My dribbles have dribbled to a stop recently. I've been busy catching up on some reading projects that were piling up. Among the things I have been looking at are snatches of the everlasting debate between those who believe in some form of belief in a deeper reality (gods or religion) and those who don't. I also have still tried to keep up with my friends with blogs who often do battle in that arena.
I still stand by what I said in my last post. The most outspoken folks in this debate seem to have very emotional reasons for their belief, and argue accordingly, even though they want to appeal to reason. We look at the same evidence and arrive at opposite views of whether life is an accident or intentional.

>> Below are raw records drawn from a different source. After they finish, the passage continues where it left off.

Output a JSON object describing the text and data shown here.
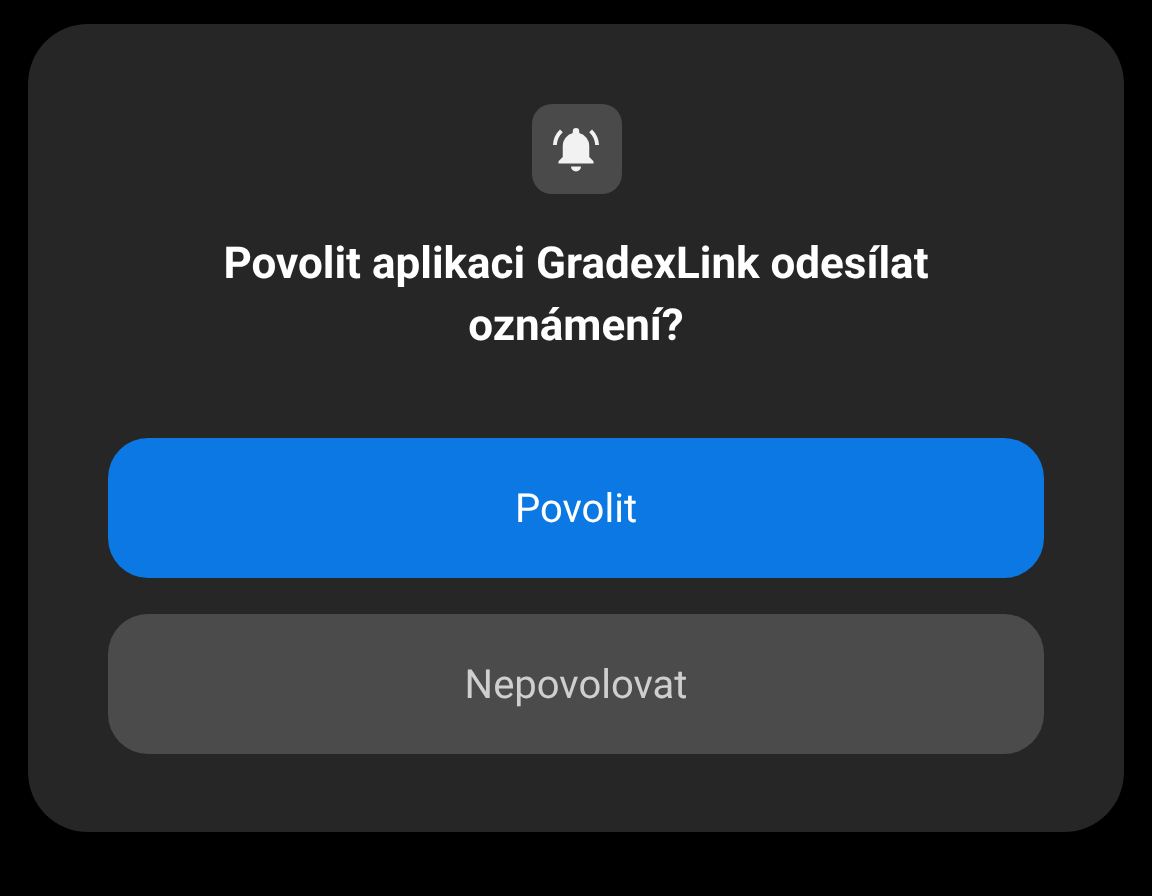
{
  "dialog": {
    "title": "Povolit aplikaci GradexLink odesílat oznámení?",
    "buttons": [
      {
        "label": "Povolit",
        "kind": "primary"
      },
      {
        "label": "Nepovolovat",
        "kind": "secondary"
      }
    ]
  }
}
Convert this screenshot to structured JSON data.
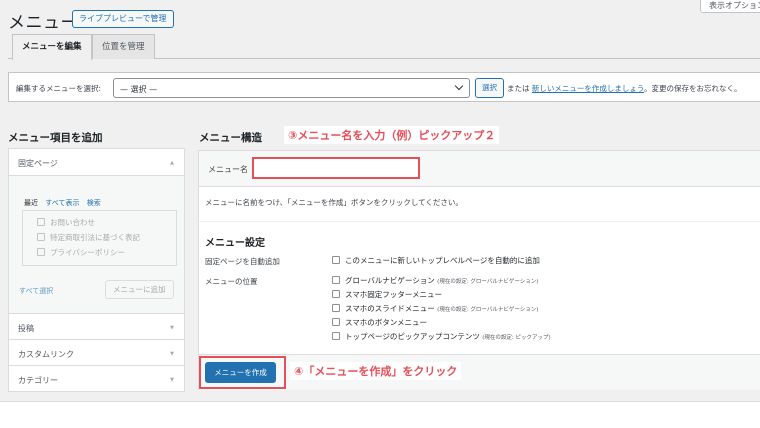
{
  "screen_options_label": "表示オプション",
  "page_title": "メニュー",
  "live_preview_button": "ライブプレビューで管理",
  "tabs": [
    {
      "label": "メニューを編集",
      "active": true
    },
    {
      "label": "位置を管理",
      "active": false
    }
  ],
  "menu_select": {
    "label": "編集するメニューを選択:",
    "selected_value": "— 選択 —",
    "select_button": "選択",
    "or_text": "または",
    "create_link": "新しいメニューを作成しましょう",
    "after_text": "。変更の保存をお忘れなく。"
  },
  "add_items": {
    "title": "メニュー項目を追加",
    "fixed_pages_label": "固定ページ",
    "subtabs": [
      "最近",
      "すべて表示",
      "検索"
    ],
    "pages": [
      "お問い合わせ",
      "特定商取引法に基づく表記",
      "プライバシーポリシー"
    ],
    "select_all": "すべて選択",
    "add_button": "メニューに追加",
    "sections": [
      "投稿",
      "カスタムリンク",
      "カテゴリー"
    ]
  },
  "structure": {
    "title": "メニュー構造",
    "name_label": "メニュー名",
    "name_value": "",
    "description": "メニューに名前をつけ、「メニューを作成」ボタンをクリックしてください。",
    "settings_title": "メニュー設定",
    "auto_add_label": "固定ページを自動追加",
    "auto_add_option": "このメニューに新しいトップレベルページを自動的に追加",
    "location_label": "メニューの位置",
    "locations": [
      {
        "label": "グローバルナビゲーション",
        "note": "(現在の設定: グローバルナビゲーション)"
      },
      {
        "label": "スマホ固定フッターメニュー",
        "note": ""
      },
      {
        "label": "スマホのスライドメニュー",
        "note": "(現在の設定: グローバルナビゲーション)"
      },
      {
        "label": "スマホのボタンメニュー",
        "note": ""
      },
      {
        "label": "トップページのピックアップコンテンツ",
        "note": "(現在の設定: ピックアップ)"
      }
    ],
    "create_button": "メニューを作成"
  },
  "annotations": {
    "step3": "③メニュー名を入力（例）ピックアップ２",
    "step4": "④「メニューを作成」をクリック"
  },
  "colors": {
    "primary_blue": "#2271b1",
    "annotation_red": "#e54f57",
    "background": "#f0f0f1"
  }
}
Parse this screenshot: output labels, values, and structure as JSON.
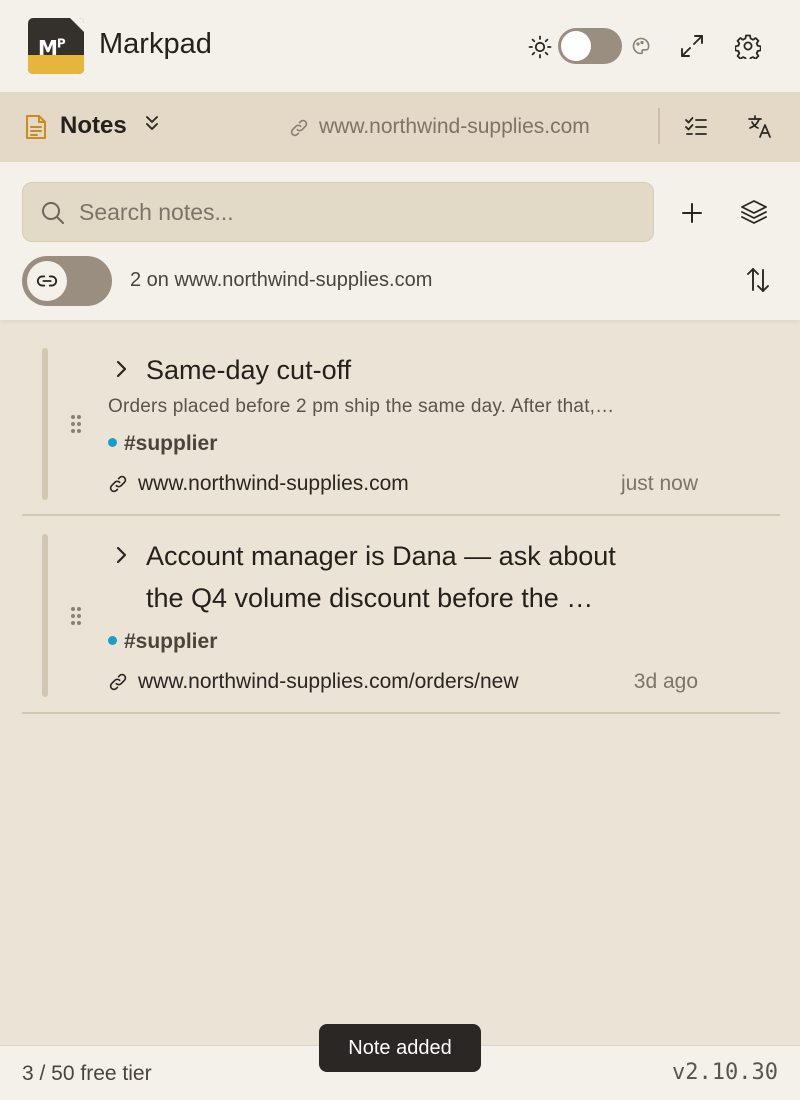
{
  "app": {
    "title": "Markpad",
    "logo_mark": "M",
    "logo_sup": "P"
  },
  "header": {
    "icons": [
      "sun-icon",
      "theme-toggle",
      "palette-icon",
      "expand-icon",
      "gear-icon"
    ]
  },
  "notes_bar": {
    "title": "Notes",
    "site": "www.northwind-supplies.com"
  },
  "search": {
    "placeholder": "Search notes...",
    "value": ""
  },
  "filter": {
    "site_count_text": "2 on www.northwind-supplies.com"
  },
  "notes": [
    {
      "title": "Same-day cut-off",
      "excerpt": "Orders placed before 2 pm ship the same day. After that,…",
      "tag": "#supplier",
      "url": "www.northwind-supplies.com",
      "time": "just now"
    },
    {
      "title_line1": "Account manager is Dana — ask about",
      "title_line2": "the Q4 volume discount before the …",
      "tag": "#supplier",
      "url": "www.northwind-supplies.com/orders/new",
      "time": "3d ago"
    }
  ],
  "footer": {
    "tier": "3 / 50 free tier",
    "version": "v2.10.30"
  },
  "toast": {
    "text": "Note added"
  },
  "colors": {
    "accent_yellow": "#e7b43c",
    "tag_dot": "#1a9fc4",
    "toggle": "#9a8e80"
  }
}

During the past several days I've made a deliberate effort to clear my mind and be objective as I read every piece - pro and con - on the religion question. I doubt we can do much more than try. As I would read I would feel certain emotional stirrings. For example, when I read a friend's recent post about the problem of evil I felt those old emotions of mine that made me first really doubt God: How can God "stand by" and watch horrible things happen to his creatures? Also I've been following another blog where an atheist friend seems to have become hung up arguing with one of his Christian commenters, and while I found myself somewhat sympathetic to his view I also found myself totally turned off by his arrogant attitude towards her.
Talk reason all we want, it seems the debate can't be engaged without the appeal to emotions popping up. Logic always seems to follow the heart.
I'm moved by those who have had bad experiences with religion. My experience was more varied, with bad things that didn't serve me well as I was coming of age and trying to figure things out, but at the same time my religious upbringing had some strong points that I've grown to miss. I can't ignore the majority of folks who seem to be comforted, inspired, even fortified by their religious faith. But is any of this the stuff of serious argumentation?
One of the most difficult things we can attempt to do is step outside the confines of our mindset and give an unbiased hearing to someone who holds an opposing view. How difficult it is to trudge again through the muck we consider ourselves already to have already slogged through and put behind us in order to go there yet again. Perhaps most are unwilling to even try.
The thick philosophical tomes investigating the God question are dry and wearisome to work through. It is also boresome to tears sometimes to hear nonbelievers stretching religious metaphor (Father, Mother, Friend, etc.) to the breaking point while their religious opponents attempt to skip breezily over the difficulties of belief with near-meaningless cliches ("it's a divine mystery," "God's ways are not our ways," etc.).
But try it sometime. Try to step beyond the confines of your bias and attempt to listen without engaging your emotions. See how difficult it is. Then understand why believers and nonbelievers usually end up talking past one another and being very unkind in the process.
Is this religious thing a debate worth having? I doubt it.